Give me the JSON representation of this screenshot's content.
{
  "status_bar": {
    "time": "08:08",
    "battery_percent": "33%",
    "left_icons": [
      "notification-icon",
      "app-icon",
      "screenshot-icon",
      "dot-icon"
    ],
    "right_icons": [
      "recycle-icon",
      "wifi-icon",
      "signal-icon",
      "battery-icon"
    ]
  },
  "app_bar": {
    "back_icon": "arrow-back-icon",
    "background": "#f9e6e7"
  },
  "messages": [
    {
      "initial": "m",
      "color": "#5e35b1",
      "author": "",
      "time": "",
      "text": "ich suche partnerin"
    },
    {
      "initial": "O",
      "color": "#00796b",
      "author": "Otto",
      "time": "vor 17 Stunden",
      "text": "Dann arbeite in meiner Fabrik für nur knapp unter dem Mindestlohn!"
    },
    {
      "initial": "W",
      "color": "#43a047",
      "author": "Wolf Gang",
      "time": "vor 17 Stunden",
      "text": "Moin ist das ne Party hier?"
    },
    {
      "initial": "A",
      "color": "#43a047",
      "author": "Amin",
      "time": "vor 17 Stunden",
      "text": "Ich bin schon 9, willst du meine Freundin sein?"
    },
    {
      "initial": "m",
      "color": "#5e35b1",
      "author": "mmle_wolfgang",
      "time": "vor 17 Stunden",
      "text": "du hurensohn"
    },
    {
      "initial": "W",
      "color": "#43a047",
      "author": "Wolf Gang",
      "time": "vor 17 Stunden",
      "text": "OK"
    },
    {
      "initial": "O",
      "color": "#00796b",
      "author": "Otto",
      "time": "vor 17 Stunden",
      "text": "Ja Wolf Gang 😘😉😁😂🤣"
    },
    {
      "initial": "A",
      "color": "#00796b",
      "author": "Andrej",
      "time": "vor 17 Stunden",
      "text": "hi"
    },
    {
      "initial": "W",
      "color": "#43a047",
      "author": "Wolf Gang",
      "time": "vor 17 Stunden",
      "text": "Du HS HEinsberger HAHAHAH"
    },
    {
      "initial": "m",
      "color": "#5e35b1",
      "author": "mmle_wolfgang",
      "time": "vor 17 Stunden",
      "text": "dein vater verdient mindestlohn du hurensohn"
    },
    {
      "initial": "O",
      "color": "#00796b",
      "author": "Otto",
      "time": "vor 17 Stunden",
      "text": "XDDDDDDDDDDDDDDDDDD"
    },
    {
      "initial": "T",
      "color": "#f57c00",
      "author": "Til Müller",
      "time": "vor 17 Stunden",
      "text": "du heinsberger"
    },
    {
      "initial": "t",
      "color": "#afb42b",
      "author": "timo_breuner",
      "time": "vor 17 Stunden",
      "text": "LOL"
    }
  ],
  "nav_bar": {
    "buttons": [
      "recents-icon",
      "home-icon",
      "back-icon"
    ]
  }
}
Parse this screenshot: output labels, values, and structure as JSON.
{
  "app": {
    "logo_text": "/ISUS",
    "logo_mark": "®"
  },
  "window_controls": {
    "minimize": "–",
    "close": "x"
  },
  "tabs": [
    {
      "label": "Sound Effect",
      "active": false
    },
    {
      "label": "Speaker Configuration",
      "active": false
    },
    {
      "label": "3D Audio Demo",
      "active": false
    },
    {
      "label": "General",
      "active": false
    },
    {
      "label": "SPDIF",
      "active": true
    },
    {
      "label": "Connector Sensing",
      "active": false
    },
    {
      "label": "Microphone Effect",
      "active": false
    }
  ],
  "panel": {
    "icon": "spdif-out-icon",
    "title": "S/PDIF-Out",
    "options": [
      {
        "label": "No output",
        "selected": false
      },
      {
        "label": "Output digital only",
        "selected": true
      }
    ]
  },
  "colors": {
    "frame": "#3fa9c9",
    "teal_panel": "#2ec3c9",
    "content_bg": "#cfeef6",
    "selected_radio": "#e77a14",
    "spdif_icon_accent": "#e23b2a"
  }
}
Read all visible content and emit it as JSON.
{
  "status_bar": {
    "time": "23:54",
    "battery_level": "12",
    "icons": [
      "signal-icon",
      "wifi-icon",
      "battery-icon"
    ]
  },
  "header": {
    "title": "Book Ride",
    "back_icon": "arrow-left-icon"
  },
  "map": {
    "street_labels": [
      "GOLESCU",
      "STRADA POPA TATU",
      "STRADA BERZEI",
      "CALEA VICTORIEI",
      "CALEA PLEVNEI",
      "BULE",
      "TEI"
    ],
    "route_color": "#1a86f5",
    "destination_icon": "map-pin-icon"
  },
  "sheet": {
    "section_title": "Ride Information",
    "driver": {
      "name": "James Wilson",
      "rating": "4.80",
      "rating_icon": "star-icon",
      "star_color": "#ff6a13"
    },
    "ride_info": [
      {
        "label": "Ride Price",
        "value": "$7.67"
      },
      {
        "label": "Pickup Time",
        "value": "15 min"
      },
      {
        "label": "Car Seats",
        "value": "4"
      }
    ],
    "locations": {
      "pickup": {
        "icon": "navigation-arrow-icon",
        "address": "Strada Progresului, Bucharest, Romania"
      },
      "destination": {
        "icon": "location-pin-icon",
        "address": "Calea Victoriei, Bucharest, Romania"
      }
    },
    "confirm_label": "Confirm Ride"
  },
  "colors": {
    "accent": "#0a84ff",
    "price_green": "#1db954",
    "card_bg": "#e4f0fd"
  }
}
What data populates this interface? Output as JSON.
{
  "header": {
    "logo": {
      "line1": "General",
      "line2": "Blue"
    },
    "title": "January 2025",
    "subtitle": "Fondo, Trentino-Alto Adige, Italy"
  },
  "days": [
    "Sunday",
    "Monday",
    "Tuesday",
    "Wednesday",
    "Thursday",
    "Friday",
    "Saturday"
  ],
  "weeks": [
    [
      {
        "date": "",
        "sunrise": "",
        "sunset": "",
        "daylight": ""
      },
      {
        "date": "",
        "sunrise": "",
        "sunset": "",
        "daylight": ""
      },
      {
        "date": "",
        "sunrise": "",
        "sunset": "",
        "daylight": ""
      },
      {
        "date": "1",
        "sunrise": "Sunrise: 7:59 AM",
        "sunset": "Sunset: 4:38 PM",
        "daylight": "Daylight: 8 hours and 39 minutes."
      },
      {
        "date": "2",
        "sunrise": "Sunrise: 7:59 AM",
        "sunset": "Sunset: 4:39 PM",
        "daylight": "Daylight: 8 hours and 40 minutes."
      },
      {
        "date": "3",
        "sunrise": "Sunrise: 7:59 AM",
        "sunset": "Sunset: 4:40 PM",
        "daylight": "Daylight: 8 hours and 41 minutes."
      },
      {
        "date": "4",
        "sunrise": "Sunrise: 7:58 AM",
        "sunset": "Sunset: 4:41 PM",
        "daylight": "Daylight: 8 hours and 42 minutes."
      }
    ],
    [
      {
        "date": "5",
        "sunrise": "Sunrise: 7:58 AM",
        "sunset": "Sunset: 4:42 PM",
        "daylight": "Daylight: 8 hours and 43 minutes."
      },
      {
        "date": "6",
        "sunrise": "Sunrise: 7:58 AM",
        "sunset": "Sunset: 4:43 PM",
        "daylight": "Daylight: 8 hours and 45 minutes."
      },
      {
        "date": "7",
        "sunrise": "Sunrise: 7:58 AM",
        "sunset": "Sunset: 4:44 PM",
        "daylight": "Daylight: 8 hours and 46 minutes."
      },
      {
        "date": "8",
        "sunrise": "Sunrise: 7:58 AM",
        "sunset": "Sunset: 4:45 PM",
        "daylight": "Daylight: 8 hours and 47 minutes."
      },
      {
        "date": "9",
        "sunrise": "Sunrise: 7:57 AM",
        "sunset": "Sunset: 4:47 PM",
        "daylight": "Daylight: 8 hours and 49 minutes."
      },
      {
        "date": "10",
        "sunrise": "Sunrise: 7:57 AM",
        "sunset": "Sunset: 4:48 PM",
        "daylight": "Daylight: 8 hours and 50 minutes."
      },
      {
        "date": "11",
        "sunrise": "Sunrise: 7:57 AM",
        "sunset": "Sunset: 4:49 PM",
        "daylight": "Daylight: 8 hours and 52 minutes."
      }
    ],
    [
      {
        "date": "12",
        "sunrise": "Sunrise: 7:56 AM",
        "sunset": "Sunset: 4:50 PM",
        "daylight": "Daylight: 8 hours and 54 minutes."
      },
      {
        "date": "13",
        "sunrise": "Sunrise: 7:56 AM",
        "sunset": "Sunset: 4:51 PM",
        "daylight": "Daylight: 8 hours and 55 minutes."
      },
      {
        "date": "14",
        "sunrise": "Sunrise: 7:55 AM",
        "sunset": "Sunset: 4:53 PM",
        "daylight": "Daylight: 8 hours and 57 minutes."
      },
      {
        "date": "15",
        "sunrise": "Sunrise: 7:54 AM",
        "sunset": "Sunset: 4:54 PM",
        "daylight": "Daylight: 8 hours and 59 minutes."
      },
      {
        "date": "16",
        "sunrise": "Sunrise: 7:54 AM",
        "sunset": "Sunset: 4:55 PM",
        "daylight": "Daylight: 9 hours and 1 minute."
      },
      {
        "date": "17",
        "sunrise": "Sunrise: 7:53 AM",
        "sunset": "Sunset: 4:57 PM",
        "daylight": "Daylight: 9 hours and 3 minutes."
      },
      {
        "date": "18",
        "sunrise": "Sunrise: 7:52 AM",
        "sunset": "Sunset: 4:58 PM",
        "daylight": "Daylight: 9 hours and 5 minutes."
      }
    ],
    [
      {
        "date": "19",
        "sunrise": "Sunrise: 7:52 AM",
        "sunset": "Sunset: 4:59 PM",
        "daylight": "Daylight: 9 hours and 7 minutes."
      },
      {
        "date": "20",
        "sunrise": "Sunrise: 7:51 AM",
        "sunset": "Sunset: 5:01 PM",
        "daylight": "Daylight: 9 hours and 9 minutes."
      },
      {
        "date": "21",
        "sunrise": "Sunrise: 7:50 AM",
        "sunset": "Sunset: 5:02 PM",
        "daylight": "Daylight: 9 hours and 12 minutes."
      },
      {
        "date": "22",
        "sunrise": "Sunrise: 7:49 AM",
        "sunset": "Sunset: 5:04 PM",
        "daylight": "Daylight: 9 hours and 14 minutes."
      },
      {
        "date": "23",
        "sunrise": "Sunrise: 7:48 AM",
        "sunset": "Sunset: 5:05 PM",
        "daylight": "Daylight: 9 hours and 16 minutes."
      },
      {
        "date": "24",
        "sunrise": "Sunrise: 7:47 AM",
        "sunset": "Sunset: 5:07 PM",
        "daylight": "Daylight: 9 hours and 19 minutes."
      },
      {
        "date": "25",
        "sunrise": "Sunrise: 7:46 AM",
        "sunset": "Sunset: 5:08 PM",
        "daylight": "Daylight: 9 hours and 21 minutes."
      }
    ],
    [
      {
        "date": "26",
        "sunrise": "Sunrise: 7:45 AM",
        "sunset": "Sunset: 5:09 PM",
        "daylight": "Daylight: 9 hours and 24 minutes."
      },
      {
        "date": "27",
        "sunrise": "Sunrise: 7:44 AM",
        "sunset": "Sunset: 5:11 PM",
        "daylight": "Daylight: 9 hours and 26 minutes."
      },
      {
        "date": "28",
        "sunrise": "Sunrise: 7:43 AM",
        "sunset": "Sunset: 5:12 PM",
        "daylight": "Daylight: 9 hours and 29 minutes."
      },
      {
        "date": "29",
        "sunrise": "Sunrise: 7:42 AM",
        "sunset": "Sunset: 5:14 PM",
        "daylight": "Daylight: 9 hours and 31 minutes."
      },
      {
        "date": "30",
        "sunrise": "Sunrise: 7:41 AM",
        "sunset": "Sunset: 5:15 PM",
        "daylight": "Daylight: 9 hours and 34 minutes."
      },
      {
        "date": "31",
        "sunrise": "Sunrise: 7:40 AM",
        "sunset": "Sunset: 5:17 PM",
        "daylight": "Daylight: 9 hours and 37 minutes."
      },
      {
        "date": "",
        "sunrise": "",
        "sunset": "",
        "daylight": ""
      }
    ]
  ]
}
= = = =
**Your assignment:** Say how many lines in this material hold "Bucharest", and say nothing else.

**Answer section:** 2